> [Aim of the task] Every line with the string "Stretch" in it belongs in your answer, so copy them all from the data.

======== Given records

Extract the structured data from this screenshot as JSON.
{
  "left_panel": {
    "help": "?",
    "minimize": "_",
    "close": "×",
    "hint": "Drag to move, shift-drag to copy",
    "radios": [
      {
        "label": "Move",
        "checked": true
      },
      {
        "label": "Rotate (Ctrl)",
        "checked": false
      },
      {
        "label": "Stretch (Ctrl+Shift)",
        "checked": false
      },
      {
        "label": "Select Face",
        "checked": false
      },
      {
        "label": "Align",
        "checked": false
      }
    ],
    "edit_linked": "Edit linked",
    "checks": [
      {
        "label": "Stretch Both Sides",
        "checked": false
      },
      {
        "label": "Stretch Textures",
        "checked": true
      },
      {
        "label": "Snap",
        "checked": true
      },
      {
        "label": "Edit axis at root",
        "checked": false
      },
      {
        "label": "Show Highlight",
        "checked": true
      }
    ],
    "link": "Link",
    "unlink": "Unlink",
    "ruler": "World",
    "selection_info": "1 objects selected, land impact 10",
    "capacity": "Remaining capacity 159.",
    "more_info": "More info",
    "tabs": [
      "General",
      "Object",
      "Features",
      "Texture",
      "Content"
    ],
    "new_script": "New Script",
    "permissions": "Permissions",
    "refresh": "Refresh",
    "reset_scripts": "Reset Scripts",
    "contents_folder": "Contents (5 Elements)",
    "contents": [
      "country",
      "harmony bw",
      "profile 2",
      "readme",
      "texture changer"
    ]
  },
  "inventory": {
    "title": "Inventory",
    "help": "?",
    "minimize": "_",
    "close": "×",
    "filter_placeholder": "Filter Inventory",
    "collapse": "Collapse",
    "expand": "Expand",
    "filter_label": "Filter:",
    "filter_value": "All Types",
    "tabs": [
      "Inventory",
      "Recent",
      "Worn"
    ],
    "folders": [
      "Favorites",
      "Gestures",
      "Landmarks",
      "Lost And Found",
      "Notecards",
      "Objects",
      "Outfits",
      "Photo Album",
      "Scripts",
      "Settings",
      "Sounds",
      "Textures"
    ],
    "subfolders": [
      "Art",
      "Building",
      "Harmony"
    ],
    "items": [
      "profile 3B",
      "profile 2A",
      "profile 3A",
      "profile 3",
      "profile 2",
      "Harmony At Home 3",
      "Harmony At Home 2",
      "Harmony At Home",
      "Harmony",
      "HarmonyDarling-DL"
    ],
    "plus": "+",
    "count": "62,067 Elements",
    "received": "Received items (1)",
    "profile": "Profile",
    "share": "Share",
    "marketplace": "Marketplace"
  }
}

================

> [The completed task]
        "label": "Stretch (Ctrl+Shift)",
        "label": "Stretch Both Sides",
        "label": "Stretch Textures",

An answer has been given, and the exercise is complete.